Modern Love and Your Ancient Brain—Why Experts Are Optimistic About Dating Apps

As online dating becomes more prevalent and our thumbs garner more action than our sparkling personalities, the debate about whether or not our romantic lives are suffering remains a topic of conversation. "Online dating, more than anything, changes things because it's an infusion of technology into relationships," says Daniel Jones, editor of The New York Times Modern Love column, at a live debate in NYC. "We are always trying to make love easier, you know? We feel like it should be something we can get better at and something that we can solve. And we bring science to it and we bring technology to it. And what I like about love is that none of that ever seems to work."

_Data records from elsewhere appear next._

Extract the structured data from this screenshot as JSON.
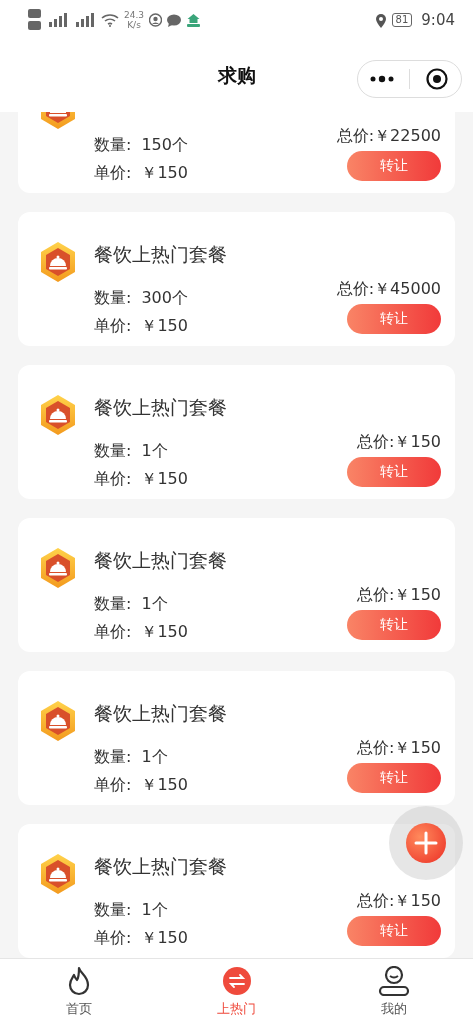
{
  "status_bar": {
    "net_speed": "24.3",
    "net_unit": "K/s",
    "battery": "81",
    "time": "9:04"
  },
  "header": {
    "title": "求购"
  },
  "orders": [
    {
      "quantity_label": "数量:",
      "quantity": "150个",
      "price_label": "单价:",
      "price": "￥150",
      "total": "总价:￥22500",
      "action": "转让"
    },
    {
      "title": "餐饮上热门套餐",
      "quantity_label": "数量:",
      "quantity": "300个",
      "price_label": "单价:",
      "price": "￥150",
      "total": "总价:￥45000",
      "action": "转让"
    },
    {
      "title": "餐饮上热门套餐",
      "quantity_label": "数量:",
      "quantity": "1个",
      "price_label": "单价:",
      "price": "￥150",
      "total": "总价:￥150",
      "action": "转让"
    },
    {
      "title": "餐饮上热门套餐",
      "quantity_label": "数量:",
      "quantity": "1个",
      "price_label": "单价:",
      "price": "￥150",
      "total": "总价:￥150",
      "action": "转让"
    },
    {
      "title": "餐饮上热门套餐",
      "quantity_label": "数量:",
      "quantity": "1个",
      "price_label": "单价:",
      "price": "￥150",
      "total": "总价:￥150",
      "action": "转让"
    },
    {
      "title": "餐饮上热门套餐",
      "quantity_label": "数量:",
      "quantity": "1个",
      "price_label": "单价:",
      "price": "￥150",
      "total": "总价:￥150",
      "action": "转让"
    }
  ],
  "fab": {
    "kind": "add"
  },
  "tab_bar": [
    {
      "label": "首页",
      "kind": "home",
      "selected": false
    },
    {
      "label": "上热门",
      "kind": "promote",
      "selected": true
    },
    {
      "label": "我的",
      "kind": "profile",
      "selected": false
    }
  ]
}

He's right, it's never simple—even with every well-planned algorithm at our fingertips. Jones wrote in his book: "Love is for the sucker in us, not the skeptic." But as we fall further and further down the rabbit hole of profile pictures, mutual friends, and text conversations, how much is our internet persona messing with our real-life chemical attractions?

Scent is such a large part of attraction—so much so that there's scientific research to support that claim. We wear perfumes to seduce, but our natural pheromones supposedly can attract others too. But are they less important now that we're in the age of swiping? When scent isn't part of the initial equation, does it still have a role in modern dating? Below, experts discuss the way our hardwired brains interact with dating apps—and whether or not we're worse off than ever before.